▸ **Data for review**
⁂

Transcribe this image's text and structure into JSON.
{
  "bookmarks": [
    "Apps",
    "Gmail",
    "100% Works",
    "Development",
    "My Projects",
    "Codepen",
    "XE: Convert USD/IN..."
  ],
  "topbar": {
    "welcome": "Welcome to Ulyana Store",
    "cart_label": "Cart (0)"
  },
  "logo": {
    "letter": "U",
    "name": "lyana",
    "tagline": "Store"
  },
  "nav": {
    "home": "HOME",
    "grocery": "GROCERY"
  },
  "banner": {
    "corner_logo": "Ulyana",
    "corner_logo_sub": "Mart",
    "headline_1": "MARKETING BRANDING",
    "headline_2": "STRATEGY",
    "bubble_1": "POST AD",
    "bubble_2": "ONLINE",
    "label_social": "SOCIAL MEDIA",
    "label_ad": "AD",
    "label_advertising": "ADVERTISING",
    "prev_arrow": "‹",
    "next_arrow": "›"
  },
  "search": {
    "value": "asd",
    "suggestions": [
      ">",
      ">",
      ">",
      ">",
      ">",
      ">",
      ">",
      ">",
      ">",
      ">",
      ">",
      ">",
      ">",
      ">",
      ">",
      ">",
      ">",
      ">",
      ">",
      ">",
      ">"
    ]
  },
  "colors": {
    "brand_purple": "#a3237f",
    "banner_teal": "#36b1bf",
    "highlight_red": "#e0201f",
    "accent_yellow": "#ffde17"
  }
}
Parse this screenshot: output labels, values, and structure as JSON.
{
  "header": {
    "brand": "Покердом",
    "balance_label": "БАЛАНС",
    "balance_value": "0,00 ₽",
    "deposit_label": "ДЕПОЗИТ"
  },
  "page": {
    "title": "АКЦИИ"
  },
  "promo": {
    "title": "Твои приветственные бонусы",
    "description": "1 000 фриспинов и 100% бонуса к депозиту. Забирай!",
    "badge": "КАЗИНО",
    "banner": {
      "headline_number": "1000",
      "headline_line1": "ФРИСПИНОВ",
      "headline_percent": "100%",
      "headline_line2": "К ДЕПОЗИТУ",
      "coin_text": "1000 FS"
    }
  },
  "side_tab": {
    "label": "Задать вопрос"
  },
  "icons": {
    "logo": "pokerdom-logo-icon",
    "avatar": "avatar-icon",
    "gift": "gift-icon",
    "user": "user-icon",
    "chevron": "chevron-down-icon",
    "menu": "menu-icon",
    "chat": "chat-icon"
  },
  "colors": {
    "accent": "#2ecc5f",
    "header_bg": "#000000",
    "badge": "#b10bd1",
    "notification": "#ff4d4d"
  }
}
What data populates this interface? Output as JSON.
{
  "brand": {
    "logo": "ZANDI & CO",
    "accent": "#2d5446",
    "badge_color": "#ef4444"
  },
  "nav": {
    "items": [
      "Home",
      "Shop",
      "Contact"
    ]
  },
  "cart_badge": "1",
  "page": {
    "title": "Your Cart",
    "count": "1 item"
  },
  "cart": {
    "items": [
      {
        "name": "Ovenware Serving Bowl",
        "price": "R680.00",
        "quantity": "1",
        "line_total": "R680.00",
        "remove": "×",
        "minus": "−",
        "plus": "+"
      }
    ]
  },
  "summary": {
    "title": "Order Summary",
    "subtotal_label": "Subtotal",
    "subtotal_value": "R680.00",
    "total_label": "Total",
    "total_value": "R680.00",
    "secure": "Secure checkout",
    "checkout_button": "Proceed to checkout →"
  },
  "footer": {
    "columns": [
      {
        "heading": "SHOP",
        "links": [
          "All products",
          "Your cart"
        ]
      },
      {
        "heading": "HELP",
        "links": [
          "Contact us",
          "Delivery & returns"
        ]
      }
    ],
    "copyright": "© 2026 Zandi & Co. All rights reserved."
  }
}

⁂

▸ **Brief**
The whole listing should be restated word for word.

▸ **Solution to the exercise**
Transcribe this image's text and structure into JSON.
{
  "bookmarks": [
    "Apps",
    "Gmail",
    "100% Works",
    "Development",
    "My Projects",
    "Codepen",
    "XE: Convert USD/IN..."
  ],
  "topbar": {
    "welcome": "Welcome to Ulyana Store",
    "cart_label": "Cart (0)"
  },
  "logo": {
    "letter": "U",
    "name": "lyana",
    "tagline": "Store"
  },
  "nav": {
    "home": "HOME",
    "grocery": "GROCERY"
  },
  "banner": {
    "corner_logo": "Ulyana",
    "corner_logo_sub": "Mart",
    "headline_1": "MARKETING BRANDING",
    "headline_2": "STRATEGY",
    "bubble_1": "POST AD",
    "bubble_2": "ONLINE",
    "label_social": "SOCIAL MEDIA",
    "label_ad": "AD",
    "label_advertising": "ADVERTISING",
    "prev_arrow": "‹",
    "next_arrow": "›"
  },
  "search": {
    "value": "asd",
    "suggestions": [
      ">",
      ">",
      ">",
      ">",
      ">",
      ">",
      ">",
      ">",
      ">",
      ">",
      ">",
      ">",
      ">",
      ">",
      ">",
      ">",
      ">",
      ">",
      ">",
      ">",
      ">"
    ]
  },
  "colors": {
    "brand_purple": "#a3237f",
    "banner_teal": "#36b1bf",
    "highlight_red": "#e0201f",
    "accent_yellow": "#ffde17"
  }
}
Parse this screenshot: output labels, values, and structure as JSON.
{
  "header": {
    "brand": "Покердом",
    "balance_label": "БАЛАНС",
    "balance_value": "0,00 ₽",
    "deposit_label": "ДЕПОЗИТ"
  },
  "page": {
    "title": "АКЦИИ"
  },
  "promo": {
    "title": "Твои приветственные бонусы",
    "description": "1 000 фриспинов и 100% бонуса к депозиту. Забирай!",
    "badge": "КАЗИНО",
    "banner": {
      "headline_number": "1000",
      "headline_line1": "ФРИСПИНОВ",
      "headline_percent": "100%",
      "headline_line2": "К ДЕПОЗИТУ",
      "coin_text": "1000 FS"
    }
  },
  "side_tab": {
    "label": "Задать вопрос"
  },
  "icons": {
    "logo": "pokerdom-logo-icon",
    "avatar": "avatar-icon",
    "gift": "gift-icon",
    "user": "user-icon",
    "chevron": "chevron-down-icon",
    "menu": "menu-icon",
    "chat": "chat-icon"
  },
  "colors": {
    "accent": "#2ecc5f",
    "header_bg": "#000000",
    "badge": "#b10bd1",
    "notification": "#ff4d4d"
  }
}
What data populates this interface? Output as JSON.
{
  "brand": {
    "logo": "ZANDI & CO",
    "accent": "#2d5446",
    "badge_color": "#ef4444"
  },
  "nav": {
    "items": [
      "Home",
      "Shop",
      "Contact"
    ]
  },
  "cart_badge": "1",
  "page": {
    "title": "Your Cart",
    "count": "1 item"
  },
  "cart": {
    "items": [
      {
        "name": "Ovenware Serving Bowl",
        "price": "R680.00",
        "quantity": "1",
        "line_total": "R680.00",
        "remove": "×",
        "minus": "−",
        "plus": "+"
      }
    ]
  },
  "summary": {
    "title": "Order Summary",
    "subtotal_label": "Subtotal",
    "subtotal_value": "R680.00",
    "total_label": "Total",
    "total_value": "R680.00",
    "secure": "Secure checkout",
    "checkout_button": "Proceed to checkout →"
  },
  "footer": {
    "columns": [
      {
        "heading": "SHOP",
        "links": [
          "All products",
          "Your cart"
        ]
      },
      {
        "heading": "HELP",
        "links": [
          "Contact us",
          "Delivery & returns"
        ]
      }
    ],
    "copyright": "© 2026 Zandi & Co. All rights reserved."
  }
}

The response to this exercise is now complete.